++++ Source material ++++

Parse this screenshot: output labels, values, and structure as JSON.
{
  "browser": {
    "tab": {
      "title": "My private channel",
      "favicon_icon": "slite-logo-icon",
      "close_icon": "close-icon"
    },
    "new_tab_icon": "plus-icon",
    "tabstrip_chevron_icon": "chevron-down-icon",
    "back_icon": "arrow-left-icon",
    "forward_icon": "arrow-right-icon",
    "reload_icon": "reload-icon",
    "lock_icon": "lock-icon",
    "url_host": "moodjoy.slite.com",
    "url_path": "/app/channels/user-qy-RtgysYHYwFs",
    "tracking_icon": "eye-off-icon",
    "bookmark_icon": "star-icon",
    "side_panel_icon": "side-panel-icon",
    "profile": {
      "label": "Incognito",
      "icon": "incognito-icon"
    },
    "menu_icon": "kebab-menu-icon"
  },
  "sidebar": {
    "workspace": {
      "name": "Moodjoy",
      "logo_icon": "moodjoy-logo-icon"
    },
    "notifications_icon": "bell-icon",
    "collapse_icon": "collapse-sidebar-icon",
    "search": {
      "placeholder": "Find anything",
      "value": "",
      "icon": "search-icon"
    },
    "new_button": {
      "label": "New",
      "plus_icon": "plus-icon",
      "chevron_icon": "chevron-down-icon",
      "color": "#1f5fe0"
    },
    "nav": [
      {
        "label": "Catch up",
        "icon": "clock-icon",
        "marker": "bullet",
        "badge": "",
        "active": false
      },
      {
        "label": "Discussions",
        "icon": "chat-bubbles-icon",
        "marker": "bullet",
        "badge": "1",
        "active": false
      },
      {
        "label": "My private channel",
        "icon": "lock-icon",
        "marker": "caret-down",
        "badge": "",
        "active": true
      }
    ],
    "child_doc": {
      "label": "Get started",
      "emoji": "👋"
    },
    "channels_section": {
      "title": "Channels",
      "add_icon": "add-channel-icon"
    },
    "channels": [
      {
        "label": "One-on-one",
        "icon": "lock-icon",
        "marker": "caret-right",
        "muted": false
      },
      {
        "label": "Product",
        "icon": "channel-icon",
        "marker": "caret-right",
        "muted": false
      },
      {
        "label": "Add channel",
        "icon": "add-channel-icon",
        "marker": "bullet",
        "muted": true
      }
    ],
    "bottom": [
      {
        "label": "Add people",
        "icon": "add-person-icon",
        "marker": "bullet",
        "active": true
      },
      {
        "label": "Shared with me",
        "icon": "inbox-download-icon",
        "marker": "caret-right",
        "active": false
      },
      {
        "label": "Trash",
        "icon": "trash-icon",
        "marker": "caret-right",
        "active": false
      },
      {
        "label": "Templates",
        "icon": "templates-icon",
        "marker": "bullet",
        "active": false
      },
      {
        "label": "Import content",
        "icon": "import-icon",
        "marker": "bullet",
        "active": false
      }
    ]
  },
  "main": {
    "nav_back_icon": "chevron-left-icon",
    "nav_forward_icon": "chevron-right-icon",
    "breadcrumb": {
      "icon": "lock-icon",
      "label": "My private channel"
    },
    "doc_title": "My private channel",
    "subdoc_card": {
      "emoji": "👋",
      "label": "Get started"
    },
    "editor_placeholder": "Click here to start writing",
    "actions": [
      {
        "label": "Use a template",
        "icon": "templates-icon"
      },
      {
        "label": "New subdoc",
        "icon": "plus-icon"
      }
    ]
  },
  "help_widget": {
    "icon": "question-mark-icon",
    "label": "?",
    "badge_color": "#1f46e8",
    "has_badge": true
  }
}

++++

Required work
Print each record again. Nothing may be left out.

Task solution
Parse this screenshot: output labels, values, and structure as JSON.
{
  "browser": {
    "tab": {
      "title": "My private channel",
      "favicon_icon": "slite-logo-icon",
      "close_icon": "close-icon"
    },
    "new_tab_icon": "plus-icon",
    "tabstrip_chevron_icon": "chevron-down-icon",
    "back_icon": "arrow-left-icon",
    "forward_icon": "arrow-right-icon",
    "reload_icon": "reload-icon",
    "lock_icon": "lock-icon",
    "url_host": "moodjoy.slite.com",
    "url_path": "/app/channels/user-qy-RtgysYHYwFs",
    "tracking_icon": "eye-off-icon",
    "bookmark_icon": "star-icon",
    "side_panel_icon": "side-panel-icon",
    "profile": {
      "label": "Incognito",
      "icon": "incognito-icon"
    },
    "menu_icon": "kebab-menu-icon"
  },
  "sidebar": {
    "workspace": {
      "name": "Moodjoy",
      "logo_icon": "moodjoy-logo-icon"
    },
    "notifications_icon": "bell-icon",
    "collapse_icon": "collapse-sidebar-icon",
    "search": {
      "placeholder": "Find anything",
      "value": "",
      "icon": "search-icon"
    },
    "new_button": {
      "label": "New",
      "plus_icon": "plus-icon",
      "chevron_icon": "chevron-down-icon",
      "color": "#1f5fe0"
    },
    "nav": [
      {
        "label": "Catch up",
        "icon": "clock-icon",
        "marker": "bullet",
        "badge": "",
        "active": false
      },
      {
        "label": "Discussions",
        "icon": "chat-bubbles-icon",
        "marker": "bullet",
        "badge": "1",
        "active": false
      },
      {
        "label": "My private channel",
        "icon": "lock-icon",
        "marker": "caret-down",
        "badge": "",
        "active": true
      }
    ],
    "child_doc": {
      "label": "Get started",
      "emoji": "👋"
    },
    "channels_section": {
      "title": "Channels",
      "add_icon": "add-channel-icon"
    },
    "channels": [
      {
        "label": "One-on-one",
        "icon": "lock-icon",
        "marker": "caret-right",
        "muted": false
      },
      {
        "label": "Product",
        "icon": "channel-icon",
        "marker": "caret-right",
        "muted": false
      },
      {
        "label": "Add channel",
        "icon": "add-channel-icon",
        "marker": "bullet",
        "muted": true
      }
    ],
    "bottom": [
      {
        "label": "Add people",
        "icon": "add-person-icon",
        "marker": "bullet",
        "active": true
      },
      {
        "label": "Shared with me",
        "icon": "inbox-download-icon",
        "marker": "caret-right",
        "active": false
      },
      {
        "label": "Trash",
        "icon": "trash-icon",
        "marker": "caret-right",
        "active": false
      },
      {
        "label": "Templates",
        "icon": "templates-icon",
        "marker": "bullet",
        "active": false
      },
      {
        "label": "Import content",
        "icon": "import-icon",
        "marker": "bullet",
        "active": false
      }
    ]
  },
  "main": {
    "nav_back_icon": "chevron-left-icon",
    "nav_forward_icon": "chevron-right-icon",
    "breadcrumb": {
      "icon": "lock-icon",
      "label": "My private channel"
    },
    "doc_title": "My private channel",
    "subdoc_card": {
      "emoji": "👋",
      "label": "Get started"
    },
    "editor_placeholder": "Click here to start writing",
    "actions": [
      {
        "label": "Use a template",
        "icon": "templates-icon"
      },
      {
        "label": "New subdoc",
        "icon": "plus-icon"
      }
    ]
  },
  "help_widget": {
    "icon": "question-mark-icon",
    "label": "?",
    "badge_color": "#1f46e8",
    "has_badge": true
  }
}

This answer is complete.